= Required action =
Lines of the material that include the string "cert" should be returned.

= Material for the task =

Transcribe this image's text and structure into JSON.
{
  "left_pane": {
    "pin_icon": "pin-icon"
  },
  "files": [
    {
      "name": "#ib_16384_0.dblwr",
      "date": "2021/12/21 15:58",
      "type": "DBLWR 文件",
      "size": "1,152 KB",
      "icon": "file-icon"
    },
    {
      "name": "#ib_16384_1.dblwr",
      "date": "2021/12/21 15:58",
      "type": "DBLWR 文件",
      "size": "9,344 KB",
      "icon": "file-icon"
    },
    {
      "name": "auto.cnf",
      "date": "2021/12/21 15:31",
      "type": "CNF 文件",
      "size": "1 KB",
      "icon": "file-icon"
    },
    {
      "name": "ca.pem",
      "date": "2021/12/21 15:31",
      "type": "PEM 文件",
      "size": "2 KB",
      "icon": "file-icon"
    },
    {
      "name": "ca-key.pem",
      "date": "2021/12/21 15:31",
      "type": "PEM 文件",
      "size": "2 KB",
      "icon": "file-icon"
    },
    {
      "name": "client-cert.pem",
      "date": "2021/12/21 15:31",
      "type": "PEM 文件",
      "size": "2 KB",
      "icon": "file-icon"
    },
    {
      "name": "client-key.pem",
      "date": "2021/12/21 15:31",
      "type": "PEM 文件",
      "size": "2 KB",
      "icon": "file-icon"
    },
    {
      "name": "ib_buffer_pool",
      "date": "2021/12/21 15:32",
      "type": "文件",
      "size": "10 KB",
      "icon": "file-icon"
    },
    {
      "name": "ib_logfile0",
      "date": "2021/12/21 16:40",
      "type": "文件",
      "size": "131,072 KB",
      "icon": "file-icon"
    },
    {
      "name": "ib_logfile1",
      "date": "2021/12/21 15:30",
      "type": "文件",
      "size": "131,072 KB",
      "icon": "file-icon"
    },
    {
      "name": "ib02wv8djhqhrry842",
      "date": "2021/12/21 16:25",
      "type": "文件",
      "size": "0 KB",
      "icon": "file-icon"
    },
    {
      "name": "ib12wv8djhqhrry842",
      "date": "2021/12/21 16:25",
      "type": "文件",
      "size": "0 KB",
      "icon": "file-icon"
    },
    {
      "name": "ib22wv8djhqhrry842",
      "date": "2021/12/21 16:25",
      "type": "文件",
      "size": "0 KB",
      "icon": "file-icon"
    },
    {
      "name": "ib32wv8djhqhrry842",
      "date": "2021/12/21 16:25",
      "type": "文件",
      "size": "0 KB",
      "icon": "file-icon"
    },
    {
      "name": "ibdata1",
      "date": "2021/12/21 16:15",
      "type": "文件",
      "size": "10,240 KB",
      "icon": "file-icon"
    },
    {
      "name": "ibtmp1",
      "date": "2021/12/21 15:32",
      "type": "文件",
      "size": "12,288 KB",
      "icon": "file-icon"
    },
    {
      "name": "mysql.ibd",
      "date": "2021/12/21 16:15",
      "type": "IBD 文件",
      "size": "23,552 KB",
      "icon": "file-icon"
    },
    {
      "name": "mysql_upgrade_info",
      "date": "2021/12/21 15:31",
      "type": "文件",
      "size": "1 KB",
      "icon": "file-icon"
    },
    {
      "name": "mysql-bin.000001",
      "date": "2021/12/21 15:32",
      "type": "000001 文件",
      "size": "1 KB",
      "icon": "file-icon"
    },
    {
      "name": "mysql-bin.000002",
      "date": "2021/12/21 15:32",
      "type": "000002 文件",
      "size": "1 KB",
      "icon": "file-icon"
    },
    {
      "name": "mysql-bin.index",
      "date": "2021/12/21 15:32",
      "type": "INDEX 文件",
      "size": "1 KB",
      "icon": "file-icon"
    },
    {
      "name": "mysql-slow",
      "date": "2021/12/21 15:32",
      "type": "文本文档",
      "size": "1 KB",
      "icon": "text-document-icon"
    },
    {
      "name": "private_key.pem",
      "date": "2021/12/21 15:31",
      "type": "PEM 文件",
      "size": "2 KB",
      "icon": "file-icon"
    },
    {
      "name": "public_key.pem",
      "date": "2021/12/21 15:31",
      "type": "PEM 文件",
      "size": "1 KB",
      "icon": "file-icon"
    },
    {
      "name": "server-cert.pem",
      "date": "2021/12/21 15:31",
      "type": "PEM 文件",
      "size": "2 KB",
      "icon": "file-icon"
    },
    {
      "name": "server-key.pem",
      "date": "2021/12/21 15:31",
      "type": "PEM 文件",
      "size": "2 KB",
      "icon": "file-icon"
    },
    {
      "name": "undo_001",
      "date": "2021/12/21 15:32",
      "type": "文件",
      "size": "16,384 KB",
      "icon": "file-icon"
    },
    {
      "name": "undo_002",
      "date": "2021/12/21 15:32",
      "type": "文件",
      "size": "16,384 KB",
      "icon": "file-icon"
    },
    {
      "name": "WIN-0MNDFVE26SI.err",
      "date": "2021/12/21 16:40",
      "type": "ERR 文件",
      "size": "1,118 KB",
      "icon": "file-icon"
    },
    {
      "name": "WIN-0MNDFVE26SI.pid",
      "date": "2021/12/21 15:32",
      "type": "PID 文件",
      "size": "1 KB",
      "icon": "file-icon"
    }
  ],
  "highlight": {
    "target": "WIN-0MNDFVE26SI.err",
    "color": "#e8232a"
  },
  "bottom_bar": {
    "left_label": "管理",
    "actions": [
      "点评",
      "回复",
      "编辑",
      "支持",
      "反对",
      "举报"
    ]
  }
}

= Solution for this problem =
      "name": "client-cert.pem",
      "name": "server-cert.pem",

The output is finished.